Mary’s response mirrors that of Jesus 30+ years later in the Garden of Gethsemane, “…let it be with me according to your word.” She then visits her relative Elizabeth, who is 6-months pregnant with her own miracle baby who turns out to be John the Baptist. Mary’s “yes” is affirmed by Elizabeth’s words, “And why has this happened to me, that the mother of my Lord comes to me?” Indeed, nothing is impossible with God.
As for the shepherds, they are not frozen by fear, but respond by going to Bethlehem where they, “found Mary and Joseph, and the child lying in the manger.” They too said “yes” to God, and their yes is affirmed by the sight of a baby wrapped in bands of cloth and a young mother whose eyes had the same glint of wonder as their own.

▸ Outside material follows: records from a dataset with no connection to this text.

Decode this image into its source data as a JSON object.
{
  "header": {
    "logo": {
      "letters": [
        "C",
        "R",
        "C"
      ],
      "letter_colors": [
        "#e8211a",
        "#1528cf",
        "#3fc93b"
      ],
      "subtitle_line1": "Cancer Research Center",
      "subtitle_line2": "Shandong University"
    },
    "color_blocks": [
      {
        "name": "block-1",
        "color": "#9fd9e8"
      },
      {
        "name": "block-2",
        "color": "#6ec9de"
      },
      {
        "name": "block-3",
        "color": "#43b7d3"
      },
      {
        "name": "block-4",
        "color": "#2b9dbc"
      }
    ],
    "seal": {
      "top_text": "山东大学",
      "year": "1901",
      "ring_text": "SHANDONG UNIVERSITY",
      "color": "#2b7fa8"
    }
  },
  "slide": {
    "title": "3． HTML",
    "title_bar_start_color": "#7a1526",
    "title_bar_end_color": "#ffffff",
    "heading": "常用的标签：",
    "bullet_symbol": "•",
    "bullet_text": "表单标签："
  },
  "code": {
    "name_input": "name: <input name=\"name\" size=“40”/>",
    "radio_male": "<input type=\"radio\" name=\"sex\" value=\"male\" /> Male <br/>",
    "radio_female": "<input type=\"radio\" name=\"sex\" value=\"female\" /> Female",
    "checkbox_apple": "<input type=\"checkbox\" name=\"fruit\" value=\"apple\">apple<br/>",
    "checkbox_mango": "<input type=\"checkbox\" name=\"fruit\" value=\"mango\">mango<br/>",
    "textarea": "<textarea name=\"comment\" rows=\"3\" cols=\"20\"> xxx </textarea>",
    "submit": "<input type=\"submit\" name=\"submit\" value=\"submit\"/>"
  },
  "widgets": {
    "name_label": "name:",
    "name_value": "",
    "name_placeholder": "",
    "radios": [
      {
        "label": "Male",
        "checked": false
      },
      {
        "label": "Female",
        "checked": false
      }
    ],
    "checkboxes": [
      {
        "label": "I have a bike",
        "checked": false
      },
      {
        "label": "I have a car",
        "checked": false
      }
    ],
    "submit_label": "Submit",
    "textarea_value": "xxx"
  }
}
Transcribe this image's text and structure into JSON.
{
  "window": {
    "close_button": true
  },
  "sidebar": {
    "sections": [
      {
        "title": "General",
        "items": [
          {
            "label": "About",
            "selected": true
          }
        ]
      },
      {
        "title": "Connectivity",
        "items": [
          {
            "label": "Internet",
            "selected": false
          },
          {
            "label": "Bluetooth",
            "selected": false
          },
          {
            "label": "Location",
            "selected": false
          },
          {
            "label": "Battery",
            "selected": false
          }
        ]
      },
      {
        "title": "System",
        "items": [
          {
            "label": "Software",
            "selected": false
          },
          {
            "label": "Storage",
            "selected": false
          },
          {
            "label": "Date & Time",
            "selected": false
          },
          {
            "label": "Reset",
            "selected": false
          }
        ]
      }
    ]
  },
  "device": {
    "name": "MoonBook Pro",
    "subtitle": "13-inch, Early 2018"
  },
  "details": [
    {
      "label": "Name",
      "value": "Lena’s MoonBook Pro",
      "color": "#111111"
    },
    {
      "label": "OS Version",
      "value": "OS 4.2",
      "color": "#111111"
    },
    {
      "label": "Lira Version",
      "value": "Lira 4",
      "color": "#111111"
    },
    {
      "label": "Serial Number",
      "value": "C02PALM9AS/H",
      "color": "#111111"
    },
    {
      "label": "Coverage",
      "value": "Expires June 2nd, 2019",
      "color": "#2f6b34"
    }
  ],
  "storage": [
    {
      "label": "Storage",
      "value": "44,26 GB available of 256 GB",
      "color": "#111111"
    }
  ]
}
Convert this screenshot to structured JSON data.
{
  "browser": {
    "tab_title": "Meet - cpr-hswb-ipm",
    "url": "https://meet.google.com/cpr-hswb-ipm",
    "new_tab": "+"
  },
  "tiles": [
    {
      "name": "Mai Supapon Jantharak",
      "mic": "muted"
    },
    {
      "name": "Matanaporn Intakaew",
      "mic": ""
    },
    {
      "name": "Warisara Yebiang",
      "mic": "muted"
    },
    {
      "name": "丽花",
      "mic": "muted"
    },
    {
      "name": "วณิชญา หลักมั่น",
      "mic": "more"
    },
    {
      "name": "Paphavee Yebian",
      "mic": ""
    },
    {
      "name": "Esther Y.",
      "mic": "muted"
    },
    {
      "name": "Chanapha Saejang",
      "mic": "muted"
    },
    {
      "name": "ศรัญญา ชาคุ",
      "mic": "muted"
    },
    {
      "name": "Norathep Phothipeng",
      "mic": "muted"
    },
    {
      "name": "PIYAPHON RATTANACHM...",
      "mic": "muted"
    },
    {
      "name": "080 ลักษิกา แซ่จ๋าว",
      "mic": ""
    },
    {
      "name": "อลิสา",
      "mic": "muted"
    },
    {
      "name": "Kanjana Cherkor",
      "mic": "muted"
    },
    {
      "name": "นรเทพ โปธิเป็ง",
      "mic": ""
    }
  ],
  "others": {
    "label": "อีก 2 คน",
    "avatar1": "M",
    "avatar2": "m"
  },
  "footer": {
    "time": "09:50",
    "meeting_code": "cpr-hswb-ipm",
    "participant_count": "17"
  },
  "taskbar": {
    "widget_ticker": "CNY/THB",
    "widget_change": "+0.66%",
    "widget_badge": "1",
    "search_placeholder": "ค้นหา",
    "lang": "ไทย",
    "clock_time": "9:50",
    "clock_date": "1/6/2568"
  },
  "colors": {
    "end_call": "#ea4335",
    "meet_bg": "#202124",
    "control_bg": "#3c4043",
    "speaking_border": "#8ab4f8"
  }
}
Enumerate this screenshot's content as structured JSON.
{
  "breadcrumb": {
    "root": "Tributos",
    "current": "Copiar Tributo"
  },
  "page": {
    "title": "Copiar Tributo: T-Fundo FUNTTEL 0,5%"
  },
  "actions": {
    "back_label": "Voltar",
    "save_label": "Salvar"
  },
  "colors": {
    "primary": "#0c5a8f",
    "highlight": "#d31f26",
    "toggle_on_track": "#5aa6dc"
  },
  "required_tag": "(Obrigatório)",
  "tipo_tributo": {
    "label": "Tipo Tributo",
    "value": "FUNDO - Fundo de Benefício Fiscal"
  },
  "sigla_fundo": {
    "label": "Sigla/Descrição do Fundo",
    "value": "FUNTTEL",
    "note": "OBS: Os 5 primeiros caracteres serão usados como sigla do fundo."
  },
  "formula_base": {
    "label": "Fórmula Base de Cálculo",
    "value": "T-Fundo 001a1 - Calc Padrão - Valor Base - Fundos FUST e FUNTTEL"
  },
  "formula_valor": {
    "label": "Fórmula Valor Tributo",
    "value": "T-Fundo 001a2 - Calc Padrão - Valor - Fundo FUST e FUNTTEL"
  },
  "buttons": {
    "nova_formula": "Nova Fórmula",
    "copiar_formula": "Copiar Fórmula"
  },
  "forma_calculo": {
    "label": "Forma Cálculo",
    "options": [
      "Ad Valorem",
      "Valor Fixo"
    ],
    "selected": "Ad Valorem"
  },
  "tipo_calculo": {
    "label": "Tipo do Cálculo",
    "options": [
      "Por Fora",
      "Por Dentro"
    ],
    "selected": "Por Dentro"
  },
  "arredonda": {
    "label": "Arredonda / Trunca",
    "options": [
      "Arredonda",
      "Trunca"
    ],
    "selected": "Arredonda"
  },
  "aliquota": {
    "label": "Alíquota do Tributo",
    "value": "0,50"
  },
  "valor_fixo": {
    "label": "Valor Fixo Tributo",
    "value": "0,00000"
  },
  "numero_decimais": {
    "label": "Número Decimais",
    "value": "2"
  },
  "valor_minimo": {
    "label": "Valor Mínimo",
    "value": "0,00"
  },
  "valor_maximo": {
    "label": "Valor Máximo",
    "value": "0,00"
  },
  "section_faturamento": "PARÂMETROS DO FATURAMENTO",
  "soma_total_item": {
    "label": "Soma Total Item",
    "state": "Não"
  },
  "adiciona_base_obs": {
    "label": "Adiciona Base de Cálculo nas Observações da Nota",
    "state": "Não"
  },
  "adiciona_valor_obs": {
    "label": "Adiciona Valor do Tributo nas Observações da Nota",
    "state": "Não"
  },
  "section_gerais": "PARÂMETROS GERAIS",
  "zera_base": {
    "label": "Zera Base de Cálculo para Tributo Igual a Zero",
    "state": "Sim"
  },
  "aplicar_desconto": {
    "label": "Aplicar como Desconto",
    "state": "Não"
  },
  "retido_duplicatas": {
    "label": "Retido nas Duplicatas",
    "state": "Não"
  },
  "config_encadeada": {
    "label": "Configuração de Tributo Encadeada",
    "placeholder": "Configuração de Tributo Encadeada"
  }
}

So it is that God intervenes in the world, re-aligning Mary’s and the shepherd’s lives, because that’s what it takes to accomplish God’s work of redemption. As unlikely as it seems, that still happens. God shows up in our ordinary lives with the message that we are noticed and valued – as were Mary and the shepherds. Could it be that, as was true for them, God is doing a new thing in our lives?
Perhaps we too need to be reminded not to be afraid. Can we trust God, as Mary and the shepherds trusted? It’s interesting to consider that their lives continued beyond the watershed experiences we read about today. No doubt they had to be repeatedly reminded that they were valued by God, to not be afraid and instead, to trust. We need that reminder, too, when we face the unexpected, the troubling or even terrifying, when we must choose whether to stay rooted in fear or move forward into that which is yet unclear.
Could it be that Mary and the shepherds were strengthened as they looked back on angel visitations, heavenly hosts praising God, a baby in a manger and the proclamation that nothing is impossible with God. And, so it is for us. Every December 24 we remember that God works through unlikely people, in unpredictable ways, to bring grace to the world...in Jesus, God with us. AMEN